The proven process follows the laws of physics and is reliable. But still there are sources that subvert the process and convert the effective ESD wrist strap into an ESD placebo. This is the ESD hocus pocus in item A above. For example, take the same wrist strap above and do not connect the alligator clip to the ESD tester ground. Now when the metal plate is touched with a finger, the voltage rises and the wrist strap fails. For many years there have been companies that sell wrist bands without ground wires or claim that the ground wire is optional. In 2005 the ESD Journal challenged the wireless wristband manufacturers to performance tests: send in a wireless wrist band for evaluation. If it works, the ESD Journal will apologize and give the manufacturer a free advertisement for a year. They had no response to the challenge. The journal continues to claim, "Sorry! Something that sounds too good to be true probably is." Meanwhile, ESD Systems was asked if wireless ESD straps work? Their short answer is "no." (www.esdsystems.com/QuestionsAndAnswers/ShowQuestion.aspx?i=17)

This wireless wrist strap sham sounds foolish, even like a joke, but it is not. Several years ago a friend at another semiconductor company related a story. They had been buying product from a large offshore manufacturer for years, but suddenly something changed. They were finding ESD damage in the imported parts. When questioned, the offshore source said that nothing had changed and that they had stringent ESD safety precautions in place. Finally the semiconductor company flew an ESD expert to the manufacturer's location. Immediately upon walking into the plant, the expert saw wireless wrist straps everywhere. The ESD problem was resolved by replacing the grounding wires and the number of ESD-damaged parts plummeted.

EOS/ESD Protection in an IC

How do we protect electronics from ESD and EOS?

The ESD structures inside an IC are designed to protect the part before the customer mounts it on his products PC board. Because the ICs are limited in size, they cannot withstand system ESD events. At the board level, however, inputs and outputs can have more robust ESD structures. These external discrete components tend to be physically larger and carry larger currents than the ICs' internal ESD protection.

PC boards are protected from ESD by a combination of discrete silicon (small signal or reference), Schottky diodes, avalanche (zener) diodes, transient voltage suppression (TVS) diodes, gas-tube discharge devices, resistors, inductors, and metal oxide varistors (MOVs). Series resistors and inductors along with capacitors to ground can act as a lowpass filter. The rise time of a spark is very fast, so any way that we can slow it down will reduce the peak voltage.

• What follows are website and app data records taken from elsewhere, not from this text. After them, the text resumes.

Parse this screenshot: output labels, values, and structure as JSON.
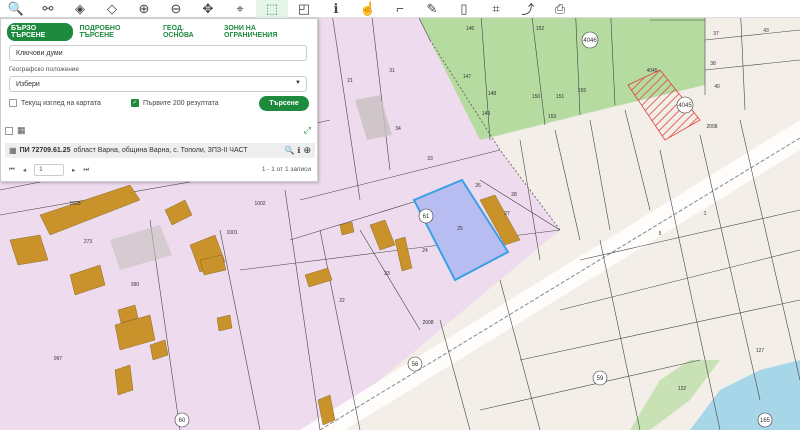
{
  "toolbar": {
    "tools": [
      {
        "icon": "search-icon",
        "glyph": "🔍",
        "active": false
      },
      {
        "icon": "measure-icon",
        "glyph": "⚯",
        "active": false
      },
      {
        "icon": "layers-icon",
        "glyph": "◈",
        "active": false
      },
      {
        "icon": "layers-stack-icon",
        "glyph": "◇",
        "active": false
      },
      {
        "icon": "zoom-in-icon",
        "glyph": "⊕",
        "active": false
      },
      {
        "icon": "zoom-out-icon",
        "glyph": "⊖",
        "active": false
      },
      {
        "icon": "pan-icon",
        "glyph": "✥",
        "active": false
      },
      {
        "icon": "location-pin-icon",
        "glyph": "⌖",
        "active": false
      },
      {
        "icon": "select-area-icon",
        "glyph": "⬚",
        "active": true
      },
      {
        "icon": "select-rect-icon",
        "glyph": "◰",
        "active": false
      },
      {
        "icon": "info-icon",
        "glyph": "ℹ",
        "active": false
      },
      {
        "icon": "identify-icon",
        "glyph": "☝",
        "active": false
      },
      {
        "icon": "corner-icon",
        "glyph": "⌐",
        "active": false
      },
      {
        "icon": "draw-icon",
        "glyph": "✎",
        "active": false
      },
      {
        "icon": "map-icon",
        "glyph": "▯",
        "active": false
      },
      {
        "icon": "coordinates-icon",
        "glyph": "⌗",
        "active": false
      },
      {
        "icon": "share-icon",
        "glyph": "⤴",
        "active": false
      },
      {
        "icon": "print-icon",
        "glyph": "⎙",
        "active": false
      }
    ]
  },
  "panel": {
    "tabs": [
      "БЪРЗО ТЪРСЕНЕ",
      "ПОДРОБНО ТЪРСЕНЕ",
      "ГЕОД. ОСНОВА",
      "ЗОНИ НА ОГРАНИЧЕНИЯ"
    ],
    "keywords_placeholder": "Ключови думи",
    "geo_label": "Географско положение",
    "geo_value": "Избери",
    "current_view_label": "Текущ изглед на картата",
    "first200_label": "Първите 200 резултата",
    "search_button": "Търсене",
    "result_title": "ПИ 72709.61.25",
    "result_desc": "област Варна, община Варна, с. Тополи, ЗПЗ-II ЧАСТ",
    "page_value": "1",
    "records_info": "1 - 1 от 1 записи"
  },
  "map": {
    "colors": {
      "urban": "#eedcee",
      "forest": "#b5dba0",
      "agri": "#f3efe8",
      "building": "#c9922b",
      "selected": "#b7bdf0",
      "selected_border": "#3aa0e6",
      "hatch": "#e04040",
      "water": "#a7d6e8"
    },
    "labels": [
      "1023",
      "273",
      "990",
      "997",
      "1001",
      "1002",
      "31",
      "34",
      "33",
      "26",
      "27",
      "28",
      "25",
      "24",
      "23",
      "22",
      "21",
      "147",
      "148",
      "149",
      "146",
      "150",
      "151",
      "152",
      "153",
      "155",
      "144",
      "4046",
      "4045",
      "40",
      "43",
      "38",
      "37",
      "61",
      "60",
      "56",
      "59",
      "165",
      "2008",
      "122",
      "127",
      "1",
      "5"
    ],
    "circle_labels": [
      "61",
      "60",
      "56",
      "59",
      "165",
      "4046",
      "4045"
    ]
  }
}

Figure 1. Typical internal IC ESD structures.

Figure 1. Typical internal IC ESD structures.

The ESD structures of Figure 1 are internal to the ICs. Figure 1C is the most common design with two diodes used on input and output signal pins. Most IC data sheets will specify that a pin like this will have voltage maximums from -0.3V, if ground is the lowest voltage, to VCC (power supply) plus 0.3V. These are silicon diodes with a forward voltage drop of 0.6V, so why does the data sheet say 0.3V? The answer is because at high temperatures the diode starts leaking significant current. The operation of diode to ground is generally obvious. The diode to VCC requires that the power be low impedance to be effective. Unless the power supply is very close, the low impedance is handled by the decoupling or bypass capacitors.

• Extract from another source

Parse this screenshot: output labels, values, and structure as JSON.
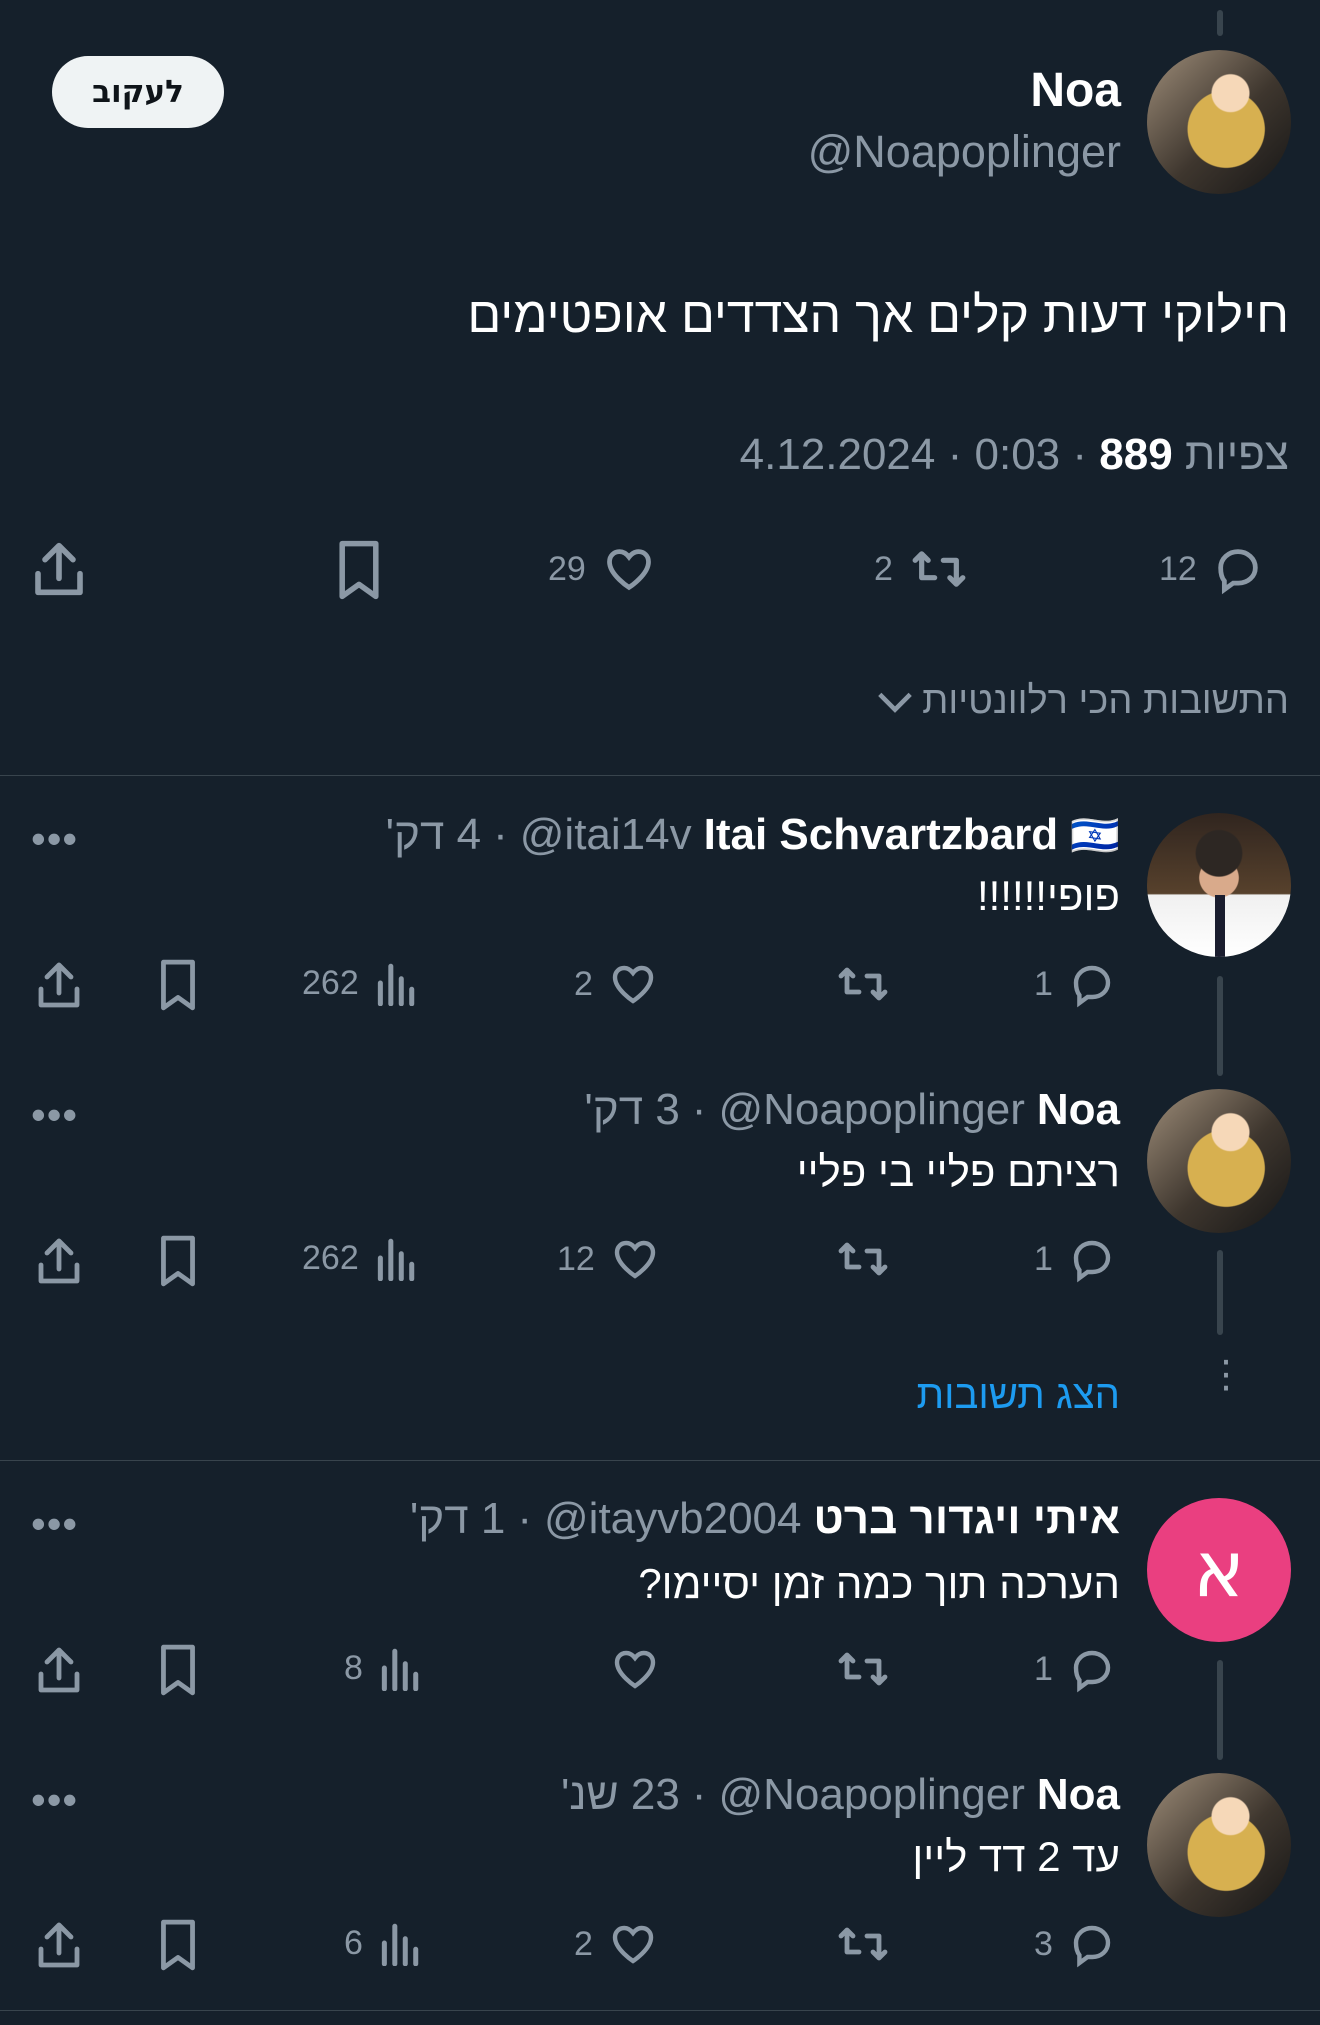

In Figure 1B the power pin does not have a higher voltage to connect, so a zener diode will protect this pin. The zener on Figure 1A is seen on pins with a hidden use. For example, a part, especially the digital part of the IC, may have special test or trim modes for automatic factory test. To enter this mode the pin can be pulled a diode drop higher than VCC. After the test, power is removed from the IC to exit the test mode.

In addition to the ESD protection build into most Analog products, Analog makes specialized ESD-protection and other fault-protected devices which include ESD protection diodes, analog switches and multiplexers, switch debouncer/protectors, overvoltage protection (OVP) controllers, signal-line protectors, lithium-ion (Li+) battery protectors, and current-limit and USB power switches.